I can’t tell you how many designers I run into now that tell me that they don’t draw, and this I find to be unacceptable. They don’t have to draw *well*. But it’s bad enough that we have a huge problem in the interaction design practice where we haven’t figured out how to sketch in 4D–3D plus time. At the very least we should have the ability to communicate rapidly in 2D down cold.

4) How to pay attention
It’s nice for productivity to have an energetic and outgoing personality, but so much of the craft of design is about listening to people, watching for patterns, and seeing the details that need to be refined.

3) How to take criticism
I’m definitely not a proponent of critiques where people are reduced to tears. I feel particular distaste for designers who make a habit of eviscerating their students or colleagues. The fact is, though, that most people have something important to convey, but don’t know how to phrase their comments in a constructive and positive form. Being able to handle criticism in its harshest, most oblivious and ignorant forms really opens the range of people a designer can learn from.

2) A little history
It’s a travesty that people who haven’t the foggiest ideas who Henry Dreyfuss or Raymond Loewy were are permitted to call themselves designers. It’s annoying when people rebrand classic ideas as the property of their design firm. It is sad when design students who are angry when they feel some other design student “ripped off” their idea for interfaces that communicate hugs at a distance. These are signs that the field as a whole needs to take a little time off and study up on the profession, for goodness sake.

1) It is important to fertilize the soil
Architects have been more savvy than us non-sectarian designers at building community, creating journals, running conferences, and establishing schools of thought. It’s important to put in time and resources into adding to community discussion, sharing tools and ideas, documenting events, and generally contributing to the profession. I know a lot of people think this sort of thing is bullshit, but here is the thing about bullshit: it promotes growth.

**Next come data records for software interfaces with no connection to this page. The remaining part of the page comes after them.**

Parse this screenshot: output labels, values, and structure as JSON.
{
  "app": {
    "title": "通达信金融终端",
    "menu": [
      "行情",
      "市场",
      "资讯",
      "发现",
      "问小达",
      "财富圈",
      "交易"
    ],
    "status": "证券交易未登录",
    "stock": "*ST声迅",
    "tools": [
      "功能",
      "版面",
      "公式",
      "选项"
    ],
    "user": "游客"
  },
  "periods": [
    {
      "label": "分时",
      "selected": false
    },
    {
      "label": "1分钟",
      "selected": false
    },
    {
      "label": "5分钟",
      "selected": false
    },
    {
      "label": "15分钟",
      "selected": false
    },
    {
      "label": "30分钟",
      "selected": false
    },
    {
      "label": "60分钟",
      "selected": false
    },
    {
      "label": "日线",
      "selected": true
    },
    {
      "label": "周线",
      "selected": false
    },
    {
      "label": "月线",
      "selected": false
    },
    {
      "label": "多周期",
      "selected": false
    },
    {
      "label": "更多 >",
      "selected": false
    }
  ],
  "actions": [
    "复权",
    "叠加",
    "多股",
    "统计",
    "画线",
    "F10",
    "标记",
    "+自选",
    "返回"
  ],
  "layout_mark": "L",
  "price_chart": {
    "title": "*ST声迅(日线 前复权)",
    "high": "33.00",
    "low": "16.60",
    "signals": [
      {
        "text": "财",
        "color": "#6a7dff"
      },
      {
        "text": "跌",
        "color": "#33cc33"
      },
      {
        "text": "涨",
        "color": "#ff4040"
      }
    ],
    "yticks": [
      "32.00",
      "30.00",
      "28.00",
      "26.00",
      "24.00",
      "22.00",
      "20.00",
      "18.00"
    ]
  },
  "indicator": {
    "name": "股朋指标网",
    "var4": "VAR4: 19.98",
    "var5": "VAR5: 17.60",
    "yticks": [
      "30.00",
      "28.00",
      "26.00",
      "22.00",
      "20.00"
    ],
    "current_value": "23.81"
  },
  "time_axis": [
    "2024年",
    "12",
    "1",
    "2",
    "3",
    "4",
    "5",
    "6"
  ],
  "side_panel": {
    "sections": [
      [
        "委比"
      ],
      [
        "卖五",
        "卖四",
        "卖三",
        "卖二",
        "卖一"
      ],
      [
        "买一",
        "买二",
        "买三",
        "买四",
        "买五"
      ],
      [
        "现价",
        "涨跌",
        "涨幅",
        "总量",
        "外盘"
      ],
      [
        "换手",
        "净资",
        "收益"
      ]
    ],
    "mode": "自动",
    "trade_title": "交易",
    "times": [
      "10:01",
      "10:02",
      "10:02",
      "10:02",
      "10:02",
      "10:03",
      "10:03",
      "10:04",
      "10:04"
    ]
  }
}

Don’t miss Wendy Ju’s presentation on “Designing Implicit Interactions” at Device Design Day, August 20 in San Francisco.